In November 2000 I wrote a short piano piece, Fantasy V, which develops the modal implications of the chord relationships (in the keys of C, F# and A), and the qualities of each note in the scale of the tonic and their relation to notes in the scales of the subdominant and dominant of each key - playing with relative dissonance and multiple suspensions - working out the specific possible harmonic roles of any given note in each of the three scales.
C D E F# GA A# B C (Mode on C)
For example, note B in C can only act as a dominant 7th, falling to A# (the 3rd in F# - chord IV); G and A are always played together so that A doesn't sound like it needs to resolve - they are effectively one note in the mode; G+A therefore is 2nd in F#. etc. etc.
Fantasy V page1 with chord markings (right-click this link & open it in a new window)
In the Piano Trio/Quartet I did the same but on a much bigger scale - in every key. I tried to develop the melodic writing and use of suspensions between chords and voice-leading, in every key in this circle of anything-but-fifths. I also tried to develop much stronger harmonic pulls in every key, working out the best inversions of chords and the best added notes for specific effects, and for specific relationships. Every note's existence is justified by a specific harmonic function, and the melodic lines reflect the particular qualities of each note in each of the 12 modes.

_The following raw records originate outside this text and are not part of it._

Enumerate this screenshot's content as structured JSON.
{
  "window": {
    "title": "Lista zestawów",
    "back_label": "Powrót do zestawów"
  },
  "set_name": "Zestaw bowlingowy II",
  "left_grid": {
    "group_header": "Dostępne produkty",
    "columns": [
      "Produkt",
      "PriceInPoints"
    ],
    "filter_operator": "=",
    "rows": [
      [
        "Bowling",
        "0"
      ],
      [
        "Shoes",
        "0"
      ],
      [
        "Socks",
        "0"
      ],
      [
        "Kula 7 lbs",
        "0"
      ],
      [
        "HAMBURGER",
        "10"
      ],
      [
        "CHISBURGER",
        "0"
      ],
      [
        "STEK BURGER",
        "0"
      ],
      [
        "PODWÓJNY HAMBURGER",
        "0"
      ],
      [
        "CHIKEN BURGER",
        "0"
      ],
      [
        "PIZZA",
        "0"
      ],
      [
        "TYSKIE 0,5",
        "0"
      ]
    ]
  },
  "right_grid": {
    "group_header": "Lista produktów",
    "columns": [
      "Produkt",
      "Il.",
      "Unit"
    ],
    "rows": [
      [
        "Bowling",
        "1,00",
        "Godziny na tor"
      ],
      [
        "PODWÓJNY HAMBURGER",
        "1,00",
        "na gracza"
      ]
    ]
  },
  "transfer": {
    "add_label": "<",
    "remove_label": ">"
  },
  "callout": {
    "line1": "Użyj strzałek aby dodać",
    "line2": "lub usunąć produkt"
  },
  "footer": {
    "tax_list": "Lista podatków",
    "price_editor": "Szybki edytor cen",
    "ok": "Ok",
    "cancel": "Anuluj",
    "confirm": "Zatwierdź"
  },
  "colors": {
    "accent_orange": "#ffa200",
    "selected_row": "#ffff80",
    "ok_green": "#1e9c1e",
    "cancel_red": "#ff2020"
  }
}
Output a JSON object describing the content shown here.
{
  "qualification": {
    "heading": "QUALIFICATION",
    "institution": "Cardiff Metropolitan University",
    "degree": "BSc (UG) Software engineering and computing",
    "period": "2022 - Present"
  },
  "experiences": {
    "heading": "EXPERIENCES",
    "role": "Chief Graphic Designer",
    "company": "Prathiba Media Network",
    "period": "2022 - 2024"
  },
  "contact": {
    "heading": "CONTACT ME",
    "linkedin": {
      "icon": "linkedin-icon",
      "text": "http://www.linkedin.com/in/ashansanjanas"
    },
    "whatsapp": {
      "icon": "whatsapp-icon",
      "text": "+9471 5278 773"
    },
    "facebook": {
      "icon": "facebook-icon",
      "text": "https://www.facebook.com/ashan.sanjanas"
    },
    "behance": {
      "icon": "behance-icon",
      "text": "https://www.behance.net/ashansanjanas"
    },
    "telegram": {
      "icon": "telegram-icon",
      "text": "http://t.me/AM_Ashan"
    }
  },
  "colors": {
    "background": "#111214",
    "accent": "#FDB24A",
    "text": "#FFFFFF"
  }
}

Coherent, recognisable, tonal harmonic language - stylistically unified and idiomatic, but where the chord relationships are not classical ones.
All the harmonies are (should be) functional - they imitate the pull of classical progressions.
You can control harmonic tension and phrasing at a local level.
Relatively pleasant noise - only a limited set of added notes work in any given context.
There are no colouring notes - all have harmonic function.
Somewhat limited ability to modulate suddenly to a large distance away, as the distance isn't necessarily recognisable by the harmony alone. Instead it lends itself to gradual movement through keys.
Each key area has its own peculiar flavour, given the unique chord relationships in each key.
There are modal implications of each key area, which are yet to be explored thoroughly.
Achieving large-scale harmonic tension is perhaps the next main goal.
Prelude, Sarabande & Fugue (completed after Fantasy V)
Passacaglia in C
The Voice that breathed o'er Eden
3 Sliced Mice
Jesus said "I AM"
Nuts & Bolts
I will raise him up at the last day